*WORK TO BE COMPLETED:* Could you print every entry below exactly as given?

Collected data entries:
────────────────

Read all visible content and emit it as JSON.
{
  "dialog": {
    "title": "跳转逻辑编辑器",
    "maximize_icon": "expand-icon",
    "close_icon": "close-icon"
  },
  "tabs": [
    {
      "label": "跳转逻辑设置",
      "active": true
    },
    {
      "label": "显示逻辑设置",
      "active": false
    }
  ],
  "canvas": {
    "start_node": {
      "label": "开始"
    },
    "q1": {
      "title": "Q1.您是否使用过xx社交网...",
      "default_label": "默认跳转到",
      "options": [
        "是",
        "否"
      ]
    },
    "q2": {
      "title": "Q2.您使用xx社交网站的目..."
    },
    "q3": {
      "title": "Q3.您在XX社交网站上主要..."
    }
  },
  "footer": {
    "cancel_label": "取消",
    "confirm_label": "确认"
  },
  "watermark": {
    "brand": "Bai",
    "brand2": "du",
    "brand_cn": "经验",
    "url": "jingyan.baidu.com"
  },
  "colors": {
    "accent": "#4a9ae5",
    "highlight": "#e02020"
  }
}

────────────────

*SOLVED PROBLEM:*
Read all visible content and emit it as JSON.
{
  "dialog": {
    "title": "跳转逻辑编辑器",
    "maximize_icon": "expand-icon",
    "close_icon": "close-icon"
  },
  "tabs": [
    {
      "label": "跳转逻辑设置",
      "active": true
    },
    {
      "label": "显示逻辑设置",
      "active": false
    }
  ],
  "canvas": {
    "start_node": {
      "label": "开始"
    },
    "q1": {
      "title": "Q1.您是否使用过xx社交网...",
      "default_label": "默认跳转到",
      "options": [
        "是",
        "否"
      ]
    },
    "q2": {
      "title": "Q2.您使用xx社交网站的目..."
    },
    "q3": {
      "title": "Q3.您在XX社交网站上主要..."
    }
  },
  "footer": {
    "cancel_label": "取消",
    "confirm_label": "确认"
  },
  "watermark": {
    "brand": "Bai",
    "brand2": "du",
    "brand_cn": "经验",
    "url": "jingyan.baidu.com"
  },
  "colors": {
    "accent": "#4a9ae5",
    "highlight": "#e02020"
  }
}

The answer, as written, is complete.